Citation: Poliva O (2016) From Mimicry to Language: A Neuroanatomically Based Evolutionary Model of the Emergence of Vocal Language. Front. Neurosci. 10:307. doi: 10.3389/fnins.2016.00307
Received: 02 May 2016; Accepted: 17 June 2016;
Published: 30 June 2016.
Edited by:J. Michael Williams, Drexel University, USA
Copyright © 2016 Poliva. This is an open-access article distributed under the terms of the Creative Commons Attribution License (CC BY). The use, distribution or reproduction in other forums is permitted, provided the original author(s) or licensor are credited and that the original publication in this journal is cited, in accordance with accepted academic practice. No use, distribution or reproduction is permitted which does not comply with these terms.

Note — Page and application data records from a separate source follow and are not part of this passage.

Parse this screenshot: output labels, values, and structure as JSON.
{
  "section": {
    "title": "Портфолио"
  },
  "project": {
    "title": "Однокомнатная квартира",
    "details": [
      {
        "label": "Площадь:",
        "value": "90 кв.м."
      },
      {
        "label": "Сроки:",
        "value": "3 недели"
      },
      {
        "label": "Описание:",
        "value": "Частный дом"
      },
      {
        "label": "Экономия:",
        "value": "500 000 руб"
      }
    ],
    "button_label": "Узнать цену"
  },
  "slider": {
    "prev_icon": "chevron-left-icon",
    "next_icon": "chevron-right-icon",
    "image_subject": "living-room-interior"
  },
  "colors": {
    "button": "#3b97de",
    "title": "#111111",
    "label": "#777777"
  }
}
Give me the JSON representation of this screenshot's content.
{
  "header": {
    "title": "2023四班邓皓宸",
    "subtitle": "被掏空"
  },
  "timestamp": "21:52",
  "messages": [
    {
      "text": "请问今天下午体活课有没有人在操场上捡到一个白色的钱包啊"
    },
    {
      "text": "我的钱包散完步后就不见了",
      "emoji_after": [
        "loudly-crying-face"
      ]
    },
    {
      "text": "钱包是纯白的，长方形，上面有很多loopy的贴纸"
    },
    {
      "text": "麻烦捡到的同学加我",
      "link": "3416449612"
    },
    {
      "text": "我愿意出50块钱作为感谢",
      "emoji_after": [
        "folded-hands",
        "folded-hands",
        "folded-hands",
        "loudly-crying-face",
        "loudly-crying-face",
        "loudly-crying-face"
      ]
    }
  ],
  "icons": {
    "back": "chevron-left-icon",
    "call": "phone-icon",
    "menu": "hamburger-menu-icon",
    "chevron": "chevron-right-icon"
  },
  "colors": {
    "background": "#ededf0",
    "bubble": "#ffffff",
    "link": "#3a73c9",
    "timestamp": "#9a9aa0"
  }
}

*Correspondence: Oren Poliva, firstname.lastname@example.org